#### What the task requires
Copy the records below exactly as they stand. Leave out the pictures.

Page and application data records:
****************
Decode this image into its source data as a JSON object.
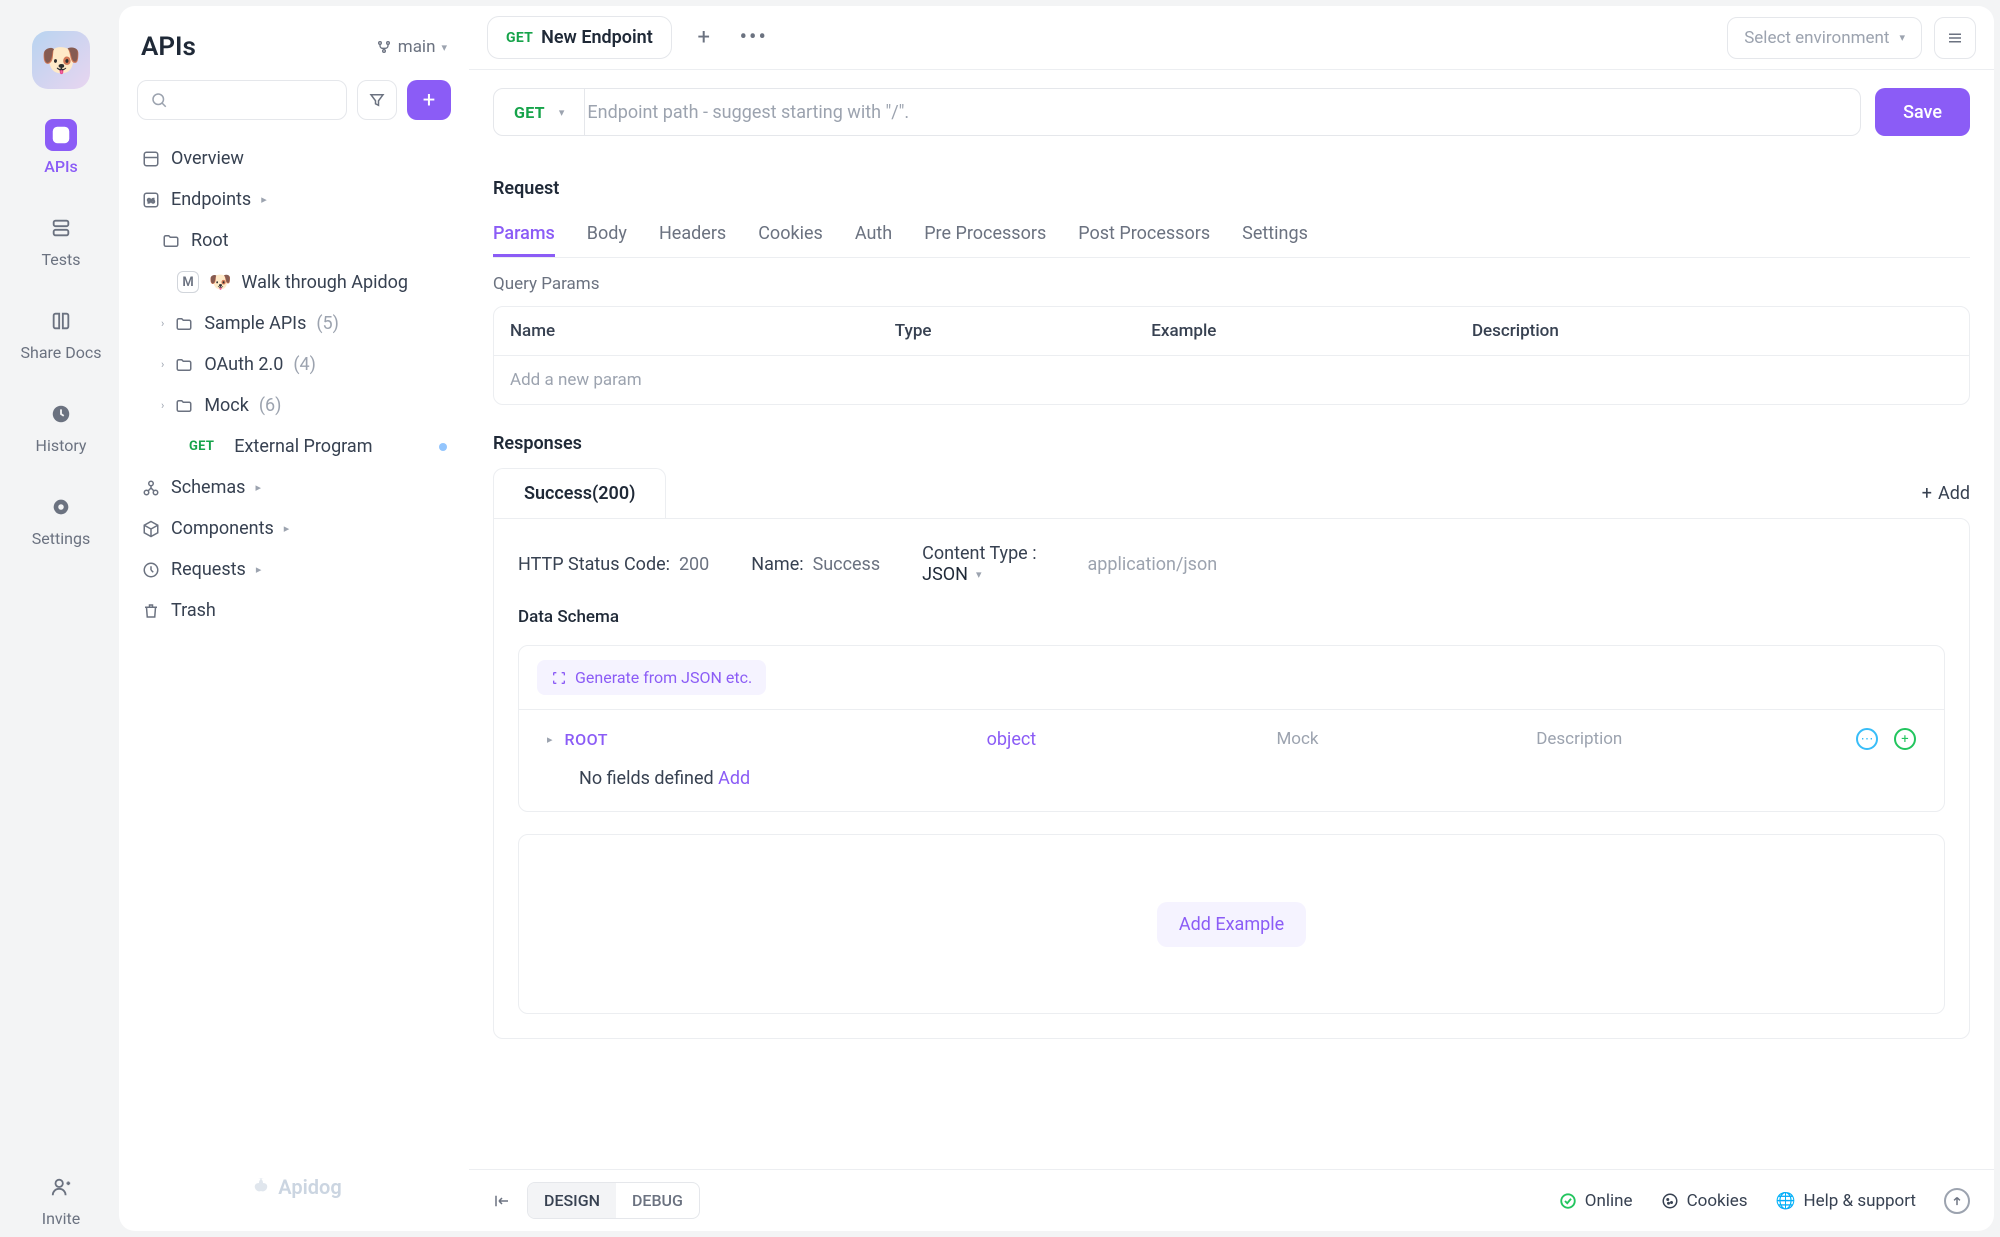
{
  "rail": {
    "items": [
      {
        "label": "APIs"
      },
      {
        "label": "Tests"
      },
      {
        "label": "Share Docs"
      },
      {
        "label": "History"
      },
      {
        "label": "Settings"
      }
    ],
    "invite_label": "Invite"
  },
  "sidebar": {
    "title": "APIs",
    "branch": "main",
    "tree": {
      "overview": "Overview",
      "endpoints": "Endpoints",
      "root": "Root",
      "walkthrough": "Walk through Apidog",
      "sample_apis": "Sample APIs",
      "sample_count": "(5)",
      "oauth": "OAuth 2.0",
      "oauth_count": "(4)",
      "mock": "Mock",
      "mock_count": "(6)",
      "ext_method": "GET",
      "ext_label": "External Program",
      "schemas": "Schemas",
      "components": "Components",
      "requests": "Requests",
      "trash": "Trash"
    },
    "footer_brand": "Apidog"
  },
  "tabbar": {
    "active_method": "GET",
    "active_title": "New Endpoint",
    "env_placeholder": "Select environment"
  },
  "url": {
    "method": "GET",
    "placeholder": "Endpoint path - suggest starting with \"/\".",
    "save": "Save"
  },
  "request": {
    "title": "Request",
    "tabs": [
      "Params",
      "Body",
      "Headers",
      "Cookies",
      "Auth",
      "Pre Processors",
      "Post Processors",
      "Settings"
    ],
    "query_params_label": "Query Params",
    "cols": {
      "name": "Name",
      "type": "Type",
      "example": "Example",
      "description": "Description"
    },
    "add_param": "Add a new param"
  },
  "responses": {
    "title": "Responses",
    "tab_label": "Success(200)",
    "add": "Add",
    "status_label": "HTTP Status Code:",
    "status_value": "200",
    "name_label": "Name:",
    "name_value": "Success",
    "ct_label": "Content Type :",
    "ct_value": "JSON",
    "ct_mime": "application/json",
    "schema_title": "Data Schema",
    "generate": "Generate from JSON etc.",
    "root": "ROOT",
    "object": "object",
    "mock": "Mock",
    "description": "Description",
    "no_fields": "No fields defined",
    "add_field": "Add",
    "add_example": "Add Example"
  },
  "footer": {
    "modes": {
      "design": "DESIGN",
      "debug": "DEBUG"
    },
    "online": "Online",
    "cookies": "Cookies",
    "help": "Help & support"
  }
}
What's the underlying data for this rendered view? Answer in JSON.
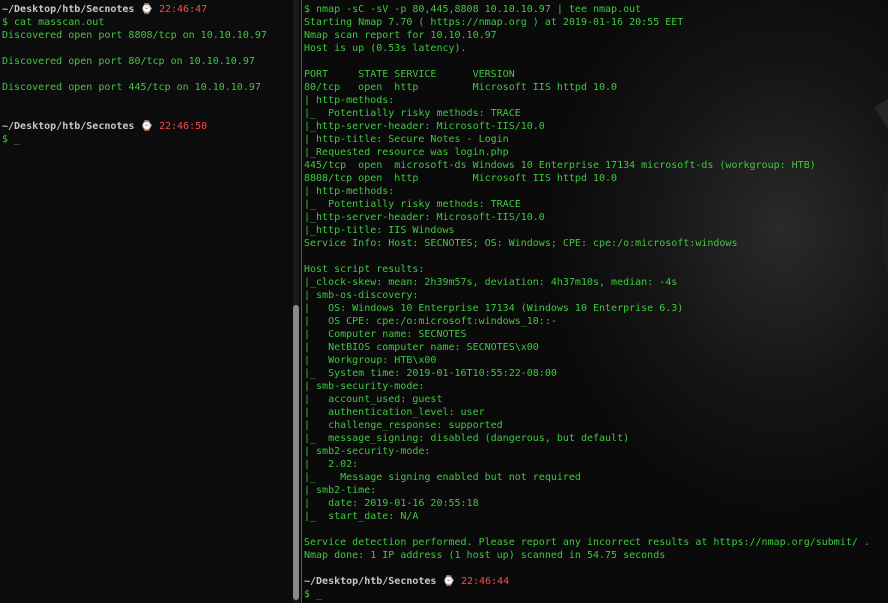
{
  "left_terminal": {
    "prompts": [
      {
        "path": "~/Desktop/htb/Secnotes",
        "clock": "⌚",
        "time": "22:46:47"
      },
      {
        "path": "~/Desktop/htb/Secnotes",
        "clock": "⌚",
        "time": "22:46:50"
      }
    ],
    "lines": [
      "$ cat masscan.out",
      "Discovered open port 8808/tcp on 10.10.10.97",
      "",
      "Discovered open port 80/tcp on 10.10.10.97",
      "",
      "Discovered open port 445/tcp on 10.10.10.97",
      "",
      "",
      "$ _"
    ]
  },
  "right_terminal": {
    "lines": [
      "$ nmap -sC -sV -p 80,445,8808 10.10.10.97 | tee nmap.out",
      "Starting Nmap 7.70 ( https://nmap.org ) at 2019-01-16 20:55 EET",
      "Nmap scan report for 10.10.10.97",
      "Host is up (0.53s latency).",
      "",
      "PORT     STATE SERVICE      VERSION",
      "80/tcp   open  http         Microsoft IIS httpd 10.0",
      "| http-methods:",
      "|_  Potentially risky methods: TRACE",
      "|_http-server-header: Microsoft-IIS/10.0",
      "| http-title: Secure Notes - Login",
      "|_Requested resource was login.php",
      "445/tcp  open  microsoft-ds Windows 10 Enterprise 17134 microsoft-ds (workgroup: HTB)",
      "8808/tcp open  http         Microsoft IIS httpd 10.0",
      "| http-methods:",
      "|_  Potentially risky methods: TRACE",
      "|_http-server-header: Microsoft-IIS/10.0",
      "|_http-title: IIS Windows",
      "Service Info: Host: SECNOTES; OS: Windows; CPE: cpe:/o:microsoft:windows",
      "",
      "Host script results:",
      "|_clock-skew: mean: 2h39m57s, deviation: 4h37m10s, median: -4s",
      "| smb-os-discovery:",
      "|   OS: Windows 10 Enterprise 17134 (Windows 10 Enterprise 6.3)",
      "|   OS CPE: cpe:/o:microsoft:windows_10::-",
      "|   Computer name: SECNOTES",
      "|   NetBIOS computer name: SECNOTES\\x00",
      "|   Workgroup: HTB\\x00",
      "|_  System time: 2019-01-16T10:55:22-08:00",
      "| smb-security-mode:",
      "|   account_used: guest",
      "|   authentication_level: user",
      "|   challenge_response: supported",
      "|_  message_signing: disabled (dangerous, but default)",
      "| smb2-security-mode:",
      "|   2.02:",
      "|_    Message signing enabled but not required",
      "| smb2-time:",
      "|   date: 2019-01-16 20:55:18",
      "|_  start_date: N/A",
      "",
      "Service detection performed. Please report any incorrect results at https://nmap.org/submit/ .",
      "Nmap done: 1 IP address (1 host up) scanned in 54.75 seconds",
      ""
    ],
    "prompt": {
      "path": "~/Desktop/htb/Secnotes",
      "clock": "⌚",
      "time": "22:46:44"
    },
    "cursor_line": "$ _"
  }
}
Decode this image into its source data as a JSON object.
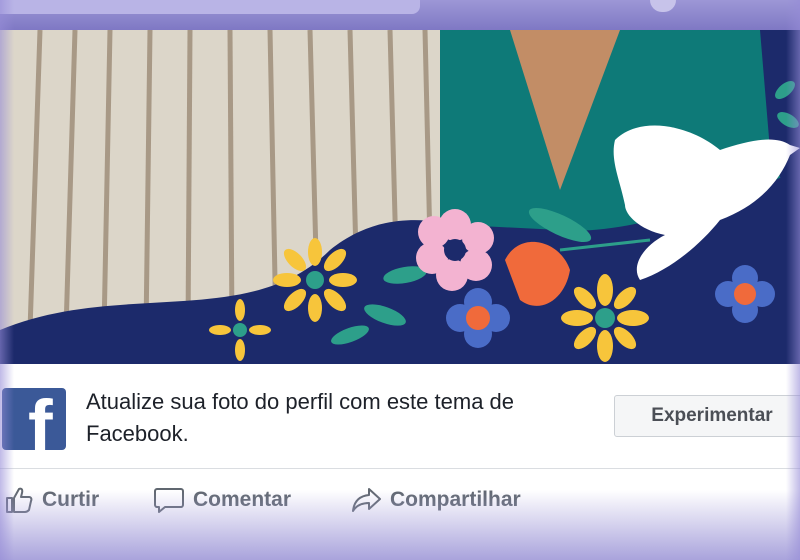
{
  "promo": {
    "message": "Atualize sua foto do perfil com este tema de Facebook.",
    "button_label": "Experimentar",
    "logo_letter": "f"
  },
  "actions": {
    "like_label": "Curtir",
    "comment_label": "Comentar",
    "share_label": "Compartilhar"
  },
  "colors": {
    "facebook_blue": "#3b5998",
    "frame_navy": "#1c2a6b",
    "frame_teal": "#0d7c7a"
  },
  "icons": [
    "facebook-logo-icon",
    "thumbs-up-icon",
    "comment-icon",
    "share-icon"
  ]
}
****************
#### Completed task
Decode this image into its source data as a JSON object.
{
  "rail": {
    "items": [
      {
        "label": "APIs"
      },
      {
        "label": "Tests"
      },
      {
        "label": "Share Docs"
      },
      {
        "label": "History"
      },
      {
        "label": "Settings"
      }
    ],
    "invite_label": "Invite"
  },
  "sidebar": {
    "title": "APIs",
    "branch": "main",
    "tree": {
      "overview": "Overview",
      "endpoints": "Endpoints",
      "root": "Root",
      "walkthrough": "Walk through Apidog",
      "sample_apis": "Sample APIs",
      "sample_count": "(5)",
      "oauth": "OAuth 2.0",
      "oauth_count": "(4)",
      "mock": "Mock",
      "mock_count": "(6)",
      "ext_method": "GET",
      "ext_label": "External Program",
      "schemas": "Schemas",
      "components": "Components",
      "requests": "Requests",
      "trash": "Trash"
    },
    "footer_brand": "Apidog"
  },
  "tabbar": {
    "active_method": "GET",
    "active_title": "New Endpoint",
    "env_placeholder": "Select environment"
  },
  "url": {
    "method": "GET",
    "placeholder": "Endpoint path - suggest starting with \"/\".",
    "save": "Save"
  },
  "request": {
    "title": "Request",
    "tabs": [
      "Params",
      "Body",
      "Headers",
      "Cookies",
      "Auth",
      "Pre Processors",
      "Post Processors",
      "Settings"
    ],
    "query_params_label": "Query Params",
    "cols": {
      "name": "Name",
      "type": "Type",
      "example": "Example",
      "description": "Description"
    },
    "add_param": "Add a new param"
  },
  "responses": {
    "title": "Responses",
    "tab_label": "Success(200)",
    "add": "Add",
    "status_label": "HTTP Status Code:",
    "status_value": "200",
    "name_label": "Name:",
    "name_value": "Success",
    "ct_label": "Content Type :",
    "ct_value": "JSON",
    "ct_mime": "application/json",
    "schema_title": "Data Schema",
    "generate": "Generate from JSON etc.",
    "root": "ROOT",
    "object": "object",
    "mock": "Mock",
    "description": "Description",
    "no_fields": "No fields defined",
    "add_field": "Add",
    "add_example": "Add Example"
  },
  "footer": {
    "modes": {
      "design": "DESIGN",
      "debug": "DEBUG"
    },
    "online": "Online",
    "cookies": "Cookies",
    "help": "Help & support"
  }
}
What's the underlying data for this rendered view? Answer in JSON.
{
  "left_terminal": {
    "prompts": [
      {
        "path": "~/Desktop/htb/Secnotes",
        "clock": "⌚",
        "time": "22:46:47"
      },
      {
        "path": "~/Desktop/htb/Secnotes",
        "clock": "⌚",
        "time": "22:46:50"
      }
    ],
    "lines": [
      "$ cat masscan.out",
      "Discovered open port 8808/tcp on 10.10.10.97",
      "",
      "Discovered open port 80/tcp on 10.10.10.97",
      "",
      "Discovered open port 445/tcp on 10.10.10.97",
      "",
      "",
      "$ _"
    ]
  },
  "right_terminal": {
    "lines": [
      "$ nmap -sC -sV -p 80,445,8808 10.10.10.97 | tee nmap.out",
      "Starting Nmap 7.70 ( https://nmap.org ) at 2019-01-16 20:55 EET",
      "Nmap scan report for 10.10.10.97",
      "Host is up (0.53s latency).",
      "",
      "PORT     STATE SERVICE      VERSION",
      "80/tcp   open  http         Microsoft IIS httpd 10.0",
      "| http-methods:",
      "|_  Potentially risky methods: TRACE",
      "|_http-server-header: Microsoft-IIS/10.0",
      "| http-title: Secure Notes - Login",
      "|_Requested resource was login.php",
      "445/tcp  open  microsoft-ds Windows 10 Enterprise 17134 microsoft-ds (workgroup: HTB)",
      "8808/tcp open  http         Microsoft IIS httpd 10.0",
      "| http-methods:",
      "|_  Potentially risky methods: TRACE",
      "|_http-server-header: Microsoft-IIS/10.0",
      "|_http-title: IIS Windows",
      "Service Info: Host: SECNOTES; OS: Windows; CPE: cpe:/o:microsoft:windows",
      "",
      "Host script results:",
      "|_clock-skew: mean: 2h39m57s, deviation: 4h37m10s, median: -4s",
      "| smb-os-discovery:",
      "|   OS: Windows 10 Enterprise 17134 (Windows 10 Enterprise 6.3)",
      "|   OS CPE: cpe:/o:microsoft:windows_10::-",
      "|   Computer name: SECNOTES",
      "|   NetBIOS computer name: SECNOTES\\x00",
      "|   Workgroup: HTB\\x00",
      "|_  System time: 2019-01-16T10:55:22-08:00",
      "| smb-security-mode:",
      "|   account_used: guest",
      "|   authentication_level: user",
      "|   challenge_response: supported",
      "|_  message_signing: disabled (dangerous, but default)",
      "| smb2-security-mode:",
      "|   2.02:",
      "|_    Message signing enabled but not required",
      "| smb2-time:",
      "|   date: 2019-01-16 20:55:18",
      "|_  start_date: N/A",
      "",
      "Service detection performed. Please report any incorrect results at https://nmap.org/submit/ .",
      "Nmap done: 1 IP address (1 host up) scanned in 54.75 seconds",
      ""
    ],
    "prompt": {
      "path": "~/Desktop/htb/Secnotes",
      "clock": "⌚",
      "time": "22:46:44"
    },
    "cursor_line": "$ _"
  }
}
Decode this image into its source data as a JSON object.
{
  "promo": {
    "message": "Atualize sua foto do perfil com este tema de Facebook.",
    "button_label": "Experimentar",
    "logo_letter": "f"
  },
  "actions": {
    "like_label": "Curtir",
    "comment_label": "Comentar",
    "share_label": "Compartilhar"
  },
  "colors": {
    "facebook_blue": "#3b5998",
    "frame_navy": "#1c2a6b",
    "frame_teal": "#0d7c7a"
  },
  "icons": [
    "facebook-logo-icon",
    "thumbs-up-icon",
    "comment-icon",
    "share-icon"
  ]
}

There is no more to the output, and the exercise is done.